But yet, if you want to run down a company, particularly if it provides service in the public sector, you use 'shareholders' and, apparently never, 'investors'. (For many, this seems to be a coded way of saying that the government could do it better. Apart from the patently obvious fact that usually it can't, where is the money going to come from to finance this state-owned organisation? From an investor more usually called the taxpayer - and he/she won't get a choice about the investment and certainly won't be able to take the money out if it all goes wrong.)

So, next time you hear one of the commentariat or a politico banging on about shareholders, think investors. Use the less emotive word and bring some common sense to the discussion.

Tuesday, 25 September 2012

What is . . .

'What is is what is not is not is not that it it is'
'What is, is. What is not, is not. Is not that it? It is.'

Silly, really.

Tuesday, 21 August 2012

Test your proofreading skills

How good a proofreader are you or your staff?

To celebrate summer/the Olympics/the start of the footy season/someone’s birthday/an anniversary we are giving away 100 five-minute proofreading assessments. These assessments are used in Proofamatics workshops to measure the improvement in participants' skills - usually, by the way, a 30% reduction in proofreading errors.

To claim your free assessment, and a copy of our invaluable Proofamatics guide to grammar, punctuation, spelling and capitalisation, simply e-mail us on with your name, company, address etc.

We have 100 to give away - first come, first served.

Thursday, 2 August 2012

I hope you are well?

Just received an e-mail from a company which started with 'I hope you are well?' 

I suspect the writer didn't mean what he said. He was probably asking after my health, though goodness knows why - we've never met and I may work from my bed due to a congenital illness, for all he knows. (Have you noticed how call-centre calls all start with this unnecessary question? Thus making them even more annoying than they are). What the writer actually wrote was that his hoping was in question. Personally, I would caution him against exposing his inner doubts in this way. 

The e-mail was promoting a Professional Written Communication Skills Training Course. Nuff said.

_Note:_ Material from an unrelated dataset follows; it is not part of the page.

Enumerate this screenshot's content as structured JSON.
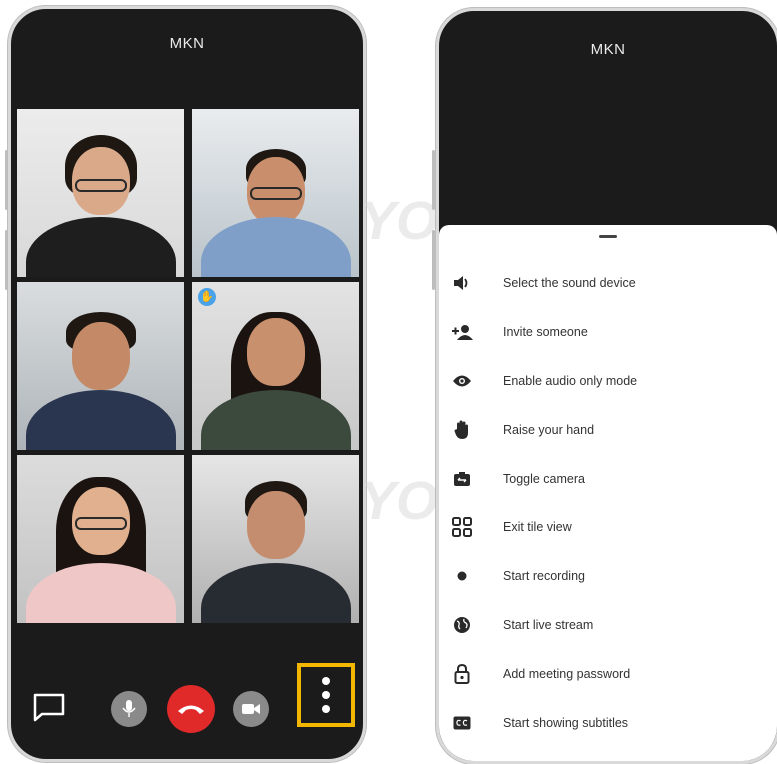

Monday, 23 July 2012

First and only

Tautological adspeak and poor at that. You can't be 'first and only'. When you were first, you were the only; if you are the only, then you were, and are, the first.

You might consider 'the first and still the only'. Don't: 'only' is sufficient here. However, 'still the only' works as a shorter, punchier, phrase and makes a point about your uniqueness and the lack of serious competition. And it's the same number of words as the first, incorrect effort.

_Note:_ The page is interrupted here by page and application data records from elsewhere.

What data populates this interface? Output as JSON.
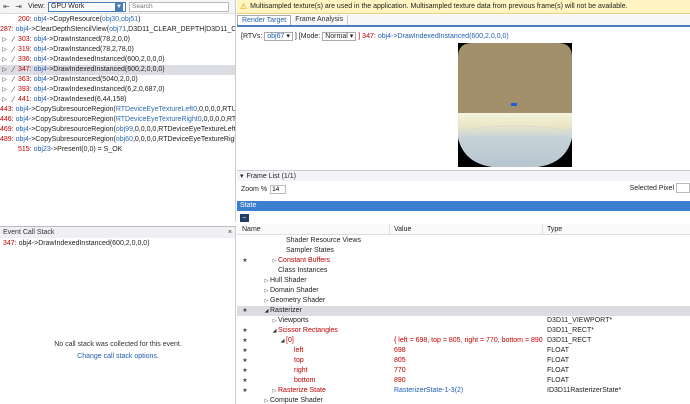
{
  "toolbar": {
    "view_label": "View:",
    "view_value": "GPU Work",
    "search_placeholder": "Search"
  },
  "events": [
    {
      "num": "200:",
      "obj": "obj4",
      "call": "->CopyResource(",
      "args": "obj30,obj51",
      "tail": ")",
      "brush": false,
      "expand": false
    },
    {
      "num": "287:",
      "obj": "obj4",
      "call": "->ClearDepthStencilView(",
      "args": "obj71",
      "tail": ",D3D11_CLEAR_DEPTH|D3D11_CLEA",
      "brush": false,
      "expand": false
    },
    {
      "num": "303:",
      "obj": "obj4",
      "call": "->DrawInstanced(78,2,0,0)",
      "args": "",
      "tail": "",
      "brush": true,
      "expand": true
    },
    {
      "num": "319:",
      "obj": "obj4",
      "call": "->DrawInstanced(78,2,78,0)",
      "args": "",
      "tail": "",
      "brush": true,
      "expand": true
    },
    {
      "num": "336:",
      "obj": "obj4",
      "call": "->DrawIndexedInstanced(600,2,0,0,0)",
      "args": "",
      "tail": "",
      "brush": true,
      "expand": true
    },
    {
      "num": "347:",
      "obj": "obj4",
      "call": "->DrawIndexedInstanced(600,2,0,0,0)",
      "args": "",
      "tail": "",
      "brush": true,
      "expand": true,
      "selected": true
    },
    {
      "num": "363:",
      "obj": "obj4",
      "call": "->DrawInstanced(5040,2,0,0)",
      "args": "",
      "tail": "",
      "brush": true,
      "expand": true
    },
    {
      "num": "393:",
      "obj": "obj4",
      "call": "->DrawIndexedInstanced(6,2,0,687,0)",
      "args": "",
      "tail": "",
      "brush": true,
      "expand": true
    },
    {
      "num": "441:",
      "obj": "obj4",
      "call": "->DrawIndexed(6,44,158)",
      "args": "",
      "tail": "",
      "brush": true,
      "expand": true
    },
    {
      "num": "443:",
      "obj": "obj4",
      "call": "->CopySubresourceRegion(",
      "args": "RTDeviceEyeTextureLeft0",
      "tail": ",0,0,0,0,RTUnity",
      "brush": false,
      "expand": false
    },
    {
      "num": "446:",
      "obj": "obj4",
      "call": "->CopySubresourceRegion(",
      "args": "RTDeviceEyeTextureRight0",
      "tail": ",0,0,0,0,RTUni",
      "brush": false,
      "expand": false
    },
    {
      "num": "469:",
      "obj": "obj4",
      "call": "->CopySubresourceRegion(",
      "args": "obj99",
      "tail": ",0,0,0,0,RTDeviceEyeTextureLeft0,",
      "brush": false,
      "expand": false
    },
    {
      "num": "489:",
      "obj": "obj4",
      "call": "->CopySubresourceRegion(",
      "args": "obj60",
      "tail": ",0,0,0,0,RTDeviceEyeTextureRight0",
      "brush": false,
      "expand": false
    },
    {
      "num": "515:",
      "obj": "obj23",
      "call": "->Present(0,0) = S_OK",
      "args": "",
      "tail": "",
      "brush": false,
      "expand": false
    }
  ],
  "callstack": {
    "title": "Event Call Stack",
    "entry_num": "347:",
    "entry_text": "obj4->DrawIndexedInstanced(600,2,0,0,0)",
    "no_stack_msg": "No call stack was collected for this event.",
    "options_link": "Change call stack options."
  },
  "warning": "Multisampled texture(s) are used in the application. Multisampled texture data from previous frame(s) will not be available.",
  "tabs": [
    {
      "label": "Render Target",
      "active": true
    },
    {
      "label": "Frame Analysis",
      "active": false
    }
  ],
  "rtv": {
    "prefix": "[RTVs:",
    "rtv_value": "obj67",
    "mid": "] [Mode:",
    "mode_value": "Normal",
    "suffix_num": "] 347:",
    "suffix_text": "obj4->DrawIndexedInstanced(600,2,0,0,0)"
  },
  "framelist": {
    "label": "Frame List (1/1)"
  },
  "zoom": {
    "label": "Zoom %",
    "value": "14",
    "selected_pixel_label": "Selected Pixel"
  },
  "state": {
    "header": "State",
    "columns": {
      "name": "Name",
      "value": "Value",
      "type": "Type"
    },
    "rows": [
      {
        "star": "",
        "indent": 2,
        "arrow": "",
        "name": "Shader Resource Views",
        "red": false,
        "value": "",
        "type": ""
      },
      {
        "star": "",
        "indent": 2,
        "arrow": "",
        "name": "Sampler States",
        "red": false,
        "value": "",
        "type": ""
      },
      {
        "star": "★",
        "indent": 1,
        "arrow": "▷",
        "name": "Constant Buffers",
        "red": true,
        "value": "",
        "type": ""
      },
      {
        "star": "",
        "indent": 1,
        "arrow": "",
        "name": "Class Instances",
        "red": false,
        "value": "",
        "type": ""
      },
      {
        "star": "",
        "indent": 0,
        "arrow": "▷",
        "name": "Hull Shader",
        "red": false,
        "value": "",
        "type": ""
      },
      {
        "star": "",
        "indent": 0,
        "arrow": "▷",
        "name": "Domain Shader",
        "red": false,
        "value": "",
        "type": ""
      },
      {
        "star": "",
        "indent": 0,
        "arrow": "▷",
        "name": "Geometry Shader",
        "red": false,
        "value": "",
        "type": ""
      },
      {
        "star": "★",
        "indent": 0,
        "arrow": "◢",
        "name": "Rasterizer",
        "red": false,
        "value": "",
        "type": "",
        "highlight": true
      },
      {
        "star": "",
        "indent": 1,
        "arrow": "▷",
        "name": "Viewports",
        "red": false,
        "value": "",
        "type": "D3D11_VIEWPORT*"
      },
      {
        "star": "★",
        "indent": 1,
        "arrow": "◢",
        "name": "Scissor Rectangles",
        "red": true,
        "value": "",
        "type": "D3D11_RECT*"
      },
      {
        "star": "★",
        "indent": 2,
        "arrow": "◢",
        "name": "[0]",
        "red": true,
        "value": "{ left = 698, top = 805, right = 770, bottom = 890 }",
        "value_red": true,
        "type": "D3D11_RECT"
      },
      {
        "star": "★",
        "indent": 3,
        "arrow": "",
        "name": "left",
        "red": true,
        "value": "698",
        "value_red": true,
        "type": "FLOAT"
      },
      {
        "star": "★",
        "indent": 3,
        "arrow": "",
        "name": "top",
        "red": true,
        "value": "805",
        "value_red": true,
        "type": "FLOAT"
      },
      {
        "star": "★",
        "indent": 3,
        "arrow": "",
        "name": "right",
        "red": true,
        "value": "770",
        "value_red": true,
        "type": "FLOAT"
      },
      {
        "star": "★",
        "indent": 3,
        "arrow": "",
        "name": "bottom",
        "red": true,
        "value": "890",
        "value_red": true,
        "type": "FLOAT"
      },
      {
        "star": "★",
        "indent": 1,
        "arrow": "▷",
        "name": "Rasterize State",
        "red": true,
        "value": "RasterizerState-1-3(2)",
        "value_blue": true,
        "type": "ID3D11RasterizerState*"
      },
      {
        "star": "",
        "indent": 0,
        "arrow": "▷",
        "name": "Compute Shader",
        "red": false,
        "value": "",
        "type": ""
      },
      {
        "star": "",
        "indent": 0,
        "arrow": "▷",
        "name": "Pixel Shader",
        "red": false,
        "value": "",
        "type": ""
      }
    ]
  },
  "colors": {
    "accent": "#3c7fd1",
    "error_red": "#c00000",
    "link_blue": "#1f5fb4",
    "warning_bg": "#fff4c2",
    "render_sky": "#a28f6c",
    "render_horizon": "#f4f2d8",
    "render_floor": "#b9c8d2"
  }
}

There, that was easy, wasn't it?

A simple proofreading system

It isn't difficult to proofread but it can take time to do it efficiently - unless you have a system. Reading straight through the document and hoping for the best usually doesn't work that well. It leads to reading for comprehension and then you read what should be there, rather than what actually is there.

A simple system is required:

Concentrate You can't be on the phone, listening to the radio or having a conversation with colleagues and expect to be able to spot errors

Break up the text There are various ways of doing this. You could, for example, break the document into columns and read straight down each column; you could jump around the document reading 'blocks' of text (this is good for checking hard data such as values, quantities etc.); try reading the second half of the line before the first half (tricky, but effective)

Concentrate See above

Don't look for all types of errors at once There are too many types of errors to find them all in one go. Be prepared to scan the document two or even three times to find different sorts of errors. For example: hard data, then grammar, then typos

Concentrate Getting the message?

Finally, skim the full document Having found all, or most of the errors, read through the document, fast, to check that it makes good sense.

And don't forget to c*********e.